▸ WHAT THE TASK REQUIRES: Every entry is to be set down a second time, precisely as written.

Records from a collection
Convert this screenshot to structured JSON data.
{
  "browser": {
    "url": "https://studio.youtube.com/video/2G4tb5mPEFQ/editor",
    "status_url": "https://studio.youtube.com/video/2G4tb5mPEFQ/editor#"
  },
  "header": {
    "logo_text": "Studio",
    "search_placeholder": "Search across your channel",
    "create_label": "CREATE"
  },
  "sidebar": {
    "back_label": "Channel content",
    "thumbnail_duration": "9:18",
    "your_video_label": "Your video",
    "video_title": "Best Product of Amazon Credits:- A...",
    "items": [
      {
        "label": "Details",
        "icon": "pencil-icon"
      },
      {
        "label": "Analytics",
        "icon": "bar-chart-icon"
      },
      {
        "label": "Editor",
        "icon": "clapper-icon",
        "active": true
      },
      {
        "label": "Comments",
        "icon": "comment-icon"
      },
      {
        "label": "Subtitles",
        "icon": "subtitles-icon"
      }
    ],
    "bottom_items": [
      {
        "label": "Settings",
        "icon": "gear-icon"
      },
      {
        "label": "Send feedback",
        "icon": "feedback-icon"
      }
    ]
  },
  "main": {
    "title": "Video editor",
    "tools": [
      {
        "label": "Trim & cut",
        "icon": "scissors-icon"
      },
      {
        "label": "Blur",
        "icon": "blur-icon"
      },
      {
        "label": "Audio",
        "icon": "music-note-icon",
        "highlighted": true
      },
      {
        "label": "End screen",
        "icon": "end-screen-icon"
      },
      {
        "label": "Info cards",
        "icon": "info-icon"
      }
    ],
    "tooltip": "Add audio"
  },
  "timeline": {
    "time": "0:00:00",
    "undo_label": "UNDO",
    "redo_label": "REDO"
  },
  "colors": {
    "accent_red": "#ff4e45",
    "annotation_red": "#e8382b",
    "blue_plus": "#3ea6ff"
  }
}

▸ ANSWER TO THIS TASK:
Convert this screenshot to structured JSON data.
{
  "browser": {
    "url": "https://studio.youtube.com/video/2G4tb5mPEFQ/editor",
    "status_url": "https://studio.youtube.com/video/2G4tb5mPEFQ/editor#"
  },
  "header": {
    "logo_text": "Studio",
    "search_placeholder": "Search across your channel",
    "create_label": "CREATE"
  },
  "sidebar": {
    "back_label": "Channel content",
    "thumbnail_duration": "9:18",
    "your_video_label": "Your video",
    "video_title": "Best Product of Amazon Credits:- A...",
    "items": [
      {
        "label": "Details",
        "icon": "pencil-icon"
      },
      {
        "label": "Analytics",
        "icon": "bar-chart-icon"
      },
      {
        "label": "Editor",
        "icon": "clapper-icon",
        "active": true
      },
      {
        "label": "Comments",
        "icon": "comment-icon"
      },
      {
        "label": "Subtitles",
        "icon": "subtitles-icon"
      }
    ],
    "bottom_items": [
      {
        "label": "Settings",
        "icon": "gear-icon"
      },
      {
        "label": "Send feedback",
        "icon": "feedback-icon"
      }
    ]
  },
  "main": {
    "title": "Video editor",
    "tools": [
      {
        "label": "Trim & cut",
        "icon": "scissors-icon"
      },
      {
        "label": "Blur",
        "icon": "blur-icon"
      },
      {
        "label": "Audio",
        "icon": "music-note-icon",
        "highlighted": true
      },
      {
        "label": "End screen",
        "icon": "end-screen-icon"
      },
      {
        "label": "Info cards",
        "icon": "info-icon"
      }
    ],
    "tooltip": "Add audio"
  },
  "timeline": {
    "time": "0:00:00",
    "undo_label": "UNDO",
    "redo_label": "REDO"
  },
  "colors": {
    "accent_red": "#ff4e45",
    "annotation_red": "#e8382b",
    "blue_plus": "#3ea6ff"
  }
}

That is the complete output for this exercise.